With President Trump kicking off his re-election campaign, you may be wise to check out the odds for the 2020 presidency race.
The man currently resident in the White House is hot favourite to make it ‘four more years’, but his odds will depend upon who the Democrats pick to take him on.
Whether they can discover an opponent who can energise the US voting public enough to oust ‘The Donald’ seems unlikely, but a lot can happen before the election really starts.
You may think betting on politics is no way to win money, but in a turbulent world surprises in the political sphere are more regular than you may think.
Political Betting History
Political betting goes back around 200 years in the US, with organized markets for betting on presidential elections recorded as early as the 1860s. Over $165m was wagered in the 1916 election and betting activity at times dominated transactions in the stock exchanges on Wall Street.
The markets proved an accurate way of predicting election results before the introduction of opinion polls in the mid-1930s; after this, the intensity of political betting diminished as gamblers found other markets to bet on.
Betting on political outcomes used to be considered illegal in the US under federal and most state laws. However, the decision to shut down the Professional and Amateur Sports Protection Act, PASPA, in 2018 opened up the prospect of legalized betting on all markets.
It may have become unfashionable in the US, but political betting remains very popular across the world – the British particularly keen bettors on their own elections and the American’s.
With seemingly every Democratic senator under the sun ready to throw his or her hat in the ring for 2020, there is sure to be value in an outsider making it through to the face-to-face fight with President Trump.
The early indicators were that former vice-president Joe Biden would be the front runner for the Democratic nomination; many pundits predicting a fight of the 70-somethings with veteran of the 2016 campaign Bernie Sanders.
But the star of the early Democratic TV debates was Kamala Harris, the California senator taking the fight to Biden.
She is trading at around 7.0, or 6/1, with Biden at 8.0, Massachusetts senator, Elizabeth Warren, at 9.0, and Sanders at 15.0 to become the 45th American President. But they’ll all have to perform impressively over the next 12 months to challenge Trump, the incumbent currently trading at 2.0, or evens.
If you’re looking at who’ll win the Democratic nomination Harris is 4.0 and Biden 5.5.
US Politics Betting
With the US presidential race, the two main bets are the outright winner and also the popular vote bet.
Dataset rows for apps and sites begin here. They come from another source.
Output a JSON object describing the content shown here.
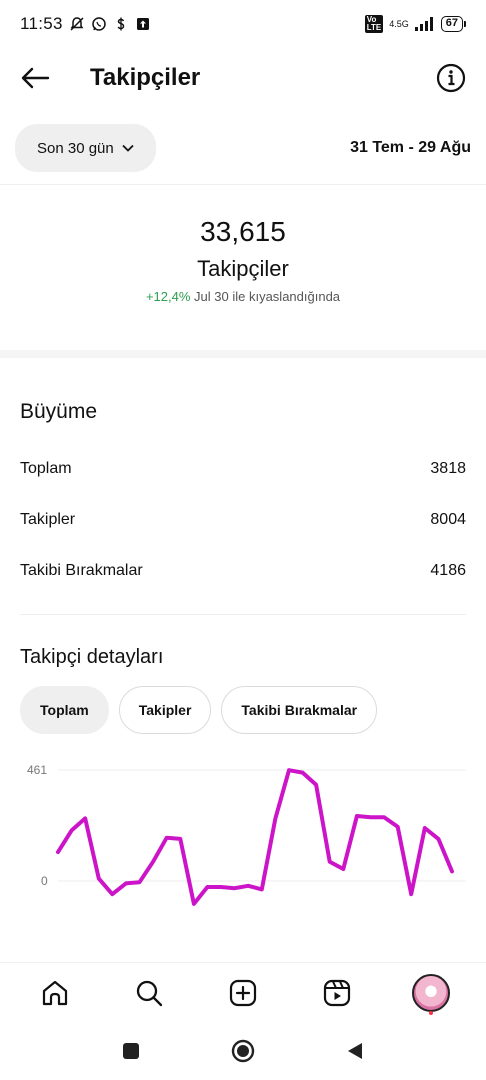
{
  "status_bar": {
    "time": "11:53",
    "network": "4.5G",
    "battery": "67"
  },
  "header": {
    "title": "Takipçiler"
  },
  "date_filter": {
    "range_label": "Son 30 gün",
    "date_range": "31 Tem - 29 Ağu"
  },
  "summary": {
    "count": "33,615",
    "label": "Takipçiler",
    "change": "+12,4%",
    "compare_text": "Jul 30 ile kıyaslandığında"
  },
  "growth": {
    "title": "Büyüme",
    "rows": [
      {
        "label": "Toplam",
        "value": "3818"
      },
      {
        "label": "Takipler",
        "value": "8004"
      },
      {
        "label": "Takibi Bırakmalar",
        "value": "4186"
      }
    ]
  },
  "details": {
    "title": "Takipçi detayları",
    "filters": [
      "Toplam",
      "Takipler",
      "Takibi Bırakmalar"
    ],
    "active_filter": "Toplam"
  },
  "chart_data": {
    "type": "line",
    "y_tick_labels": [
      "461",
      "0"
    ],
    "ylim": [
      0,
      461
    ],
    "color": "#cc14c8",
    "values": [
      120,
      210,
      260,
      10,
      -55,
      -10,
      -5,
      80,
      180,
      175,
      -95,
      -25,
      -25,
      -30,
      -20,
      -35,
      260,
      460,
      450,
      400,
      80,
      50,
      270,
      265,
      265,
      225,
      -55,
      220,
      175,
      40
    ]
  },
  "bottom_nav": {
    "items": [
      "home-icon",
      "search-icon",
      "create-icon",
      "reels-icon",
      "profile-avatar"
    ]
  },
  "system_nav": {
    "items": [
      "recents-button",
      "home-button",
      "back-button"
    ]
  }
}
Last time round Trump won the presidency but Hillary Clinton won the popular vote.
Closer to the actual election there will also be odds on specific states; markets that are always worth keeping an eye on. Check out polling in particular states where, e.g., a major business may have folded leading to big job losses, or financial investment has been secured for a major development. States that have not received the boost that was promised four years ago may turn against Trump, and some may turn towards the president after seeing a notable upward economic turn.
Betting sites may also offer quirky bets on the presidential debates like how many times Trump may use a particular phrase, like ‘Keep America Great’.
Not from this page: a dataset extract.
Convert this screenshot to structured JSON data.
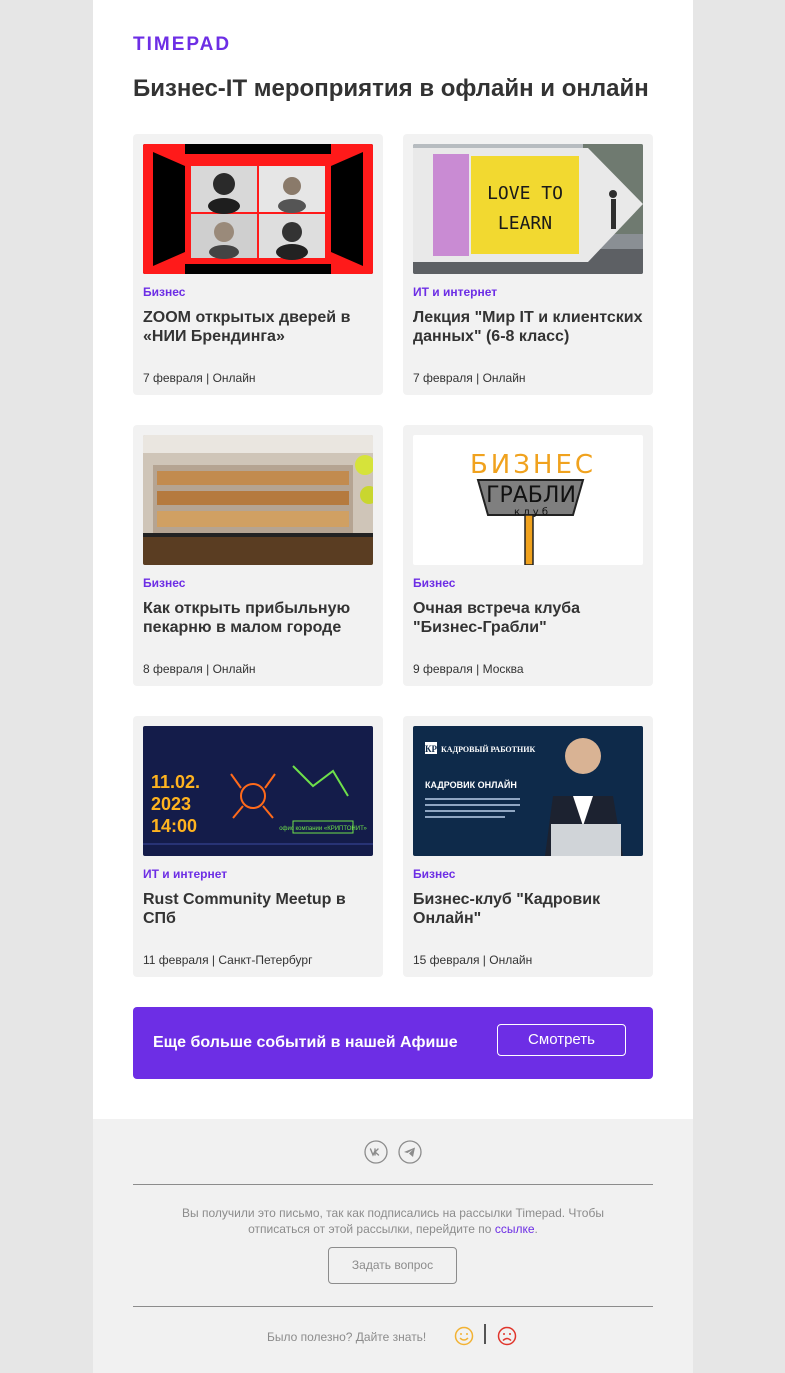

In-play betting is growing increasingly popular and some gambling sites will offer political odds after voting has started. In-play betting will allow you to see how the election develops before making your selection. In-play betting is becoming more available in the US with states lining up to follow the likes of New Jersey, Delaware, Montana and Pennsylvania to offer the service.
Away from the US, Britain is in the midst of a political whirlwind thanks to their current Brexit problems. The public voted in favour of leaving the European Union economic grouping, the ramifications causing major political turmoil.
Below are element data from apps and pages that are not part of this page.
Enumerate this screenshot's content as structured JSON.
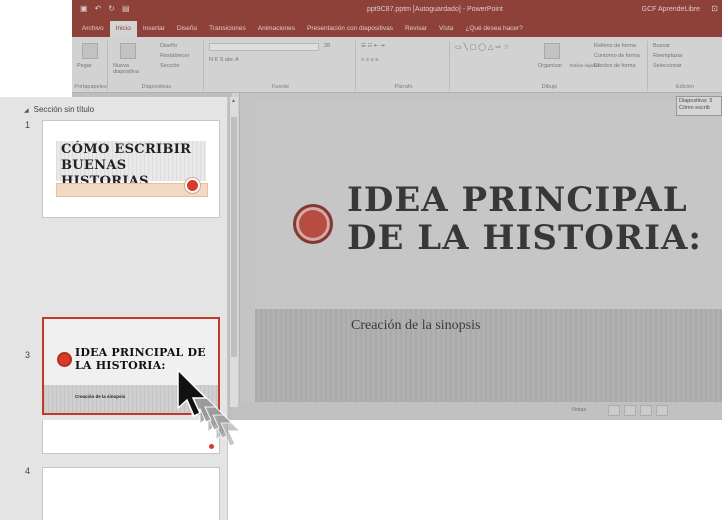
{
  "app": {
    "document_title": "ppt9C87.pptm [Autoguardado] - PowerPoint",
    "account": "GCF AprendeLibre"
  },
  "ribbon_tabs": [
    "Archivo",
    "Inicio",
    "Insertar",
    "Diseño",
    "Transiciones",
    "Animaciones",
    "Presentación con diapositivas",
    "Revisar",
    "Vista",
    "¿Qué desea hacer?"
  ],
  "ribbon": {
    "portapapeles": {
      "paste": "Pegar",
      "group": "Portapapeles"
    },
    "diapositivas": {
      "new_slide": "Nueva diapositiva",
      "layout": "Diseño",
      "reset": "Restablecer",
      "section": "Sección",
      "group": "Diapositivas"
    },
    "fuente": {
      "group": "Fuente",
      "size": "28"
    },
    "parrafo": {
      "group": "Párrafo"
    },
    "dibujo": {
      "arrange": "Organizar",
      "quick_styles": "Estilos rápidos",
      "fill": "Relleno de forma",
      "outline": "Contorno de forma",
      "effects": "Efectos de forma",
      "group": "Dibujo"
    },
    "edicion": {
      "find": "Buscar",
      "replace": "Reemplazar",
      "select": "Seleccionar",
      "group": "Edición"
    }
  },
  "tooltip": {
    "line1": "Diapositiva: 3",
    "line2": "Cómo escrib"
  },
  "main_slide": {
    "title": "IDEA PRINCIPAL DE LA HISTORIA:",
    "subtitle": "Creación de la sinopsis"
  },
  "statusbar": {
    "notes": "Notas"
  },
  "slide_pane": {
    "section_title": "Sección sin título",
    "slides": [
      {
        "number": "1",
        "title": "CÓMO ESCRIBIR BUENAS HISTORIAS"
      },
      {
        "number": "3",
        "title": "IDEA PRINCIPAL DE LA HISTORIA:",
        "subtitle": "Creación de la sinopsis"
      },
      {
        "number": "4"
      }
    ]
  },
  "colors": {
    "accent": "#8b2a1f",
    "selection": "#c0392b",
    "dot": "#d93b2b"
  }
}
A general election could occur at any time and a party that wasn’t in existence a few months ago is riding high in the polls. President Trump’s pal Nigel Farage is the leader of the Brexit Party and they are trading at 8.0 to win most seats at the next British General Election.
At the moment you cannot bet on the US politics from the United States as no sportsbooks offer gambling markets and odds yet.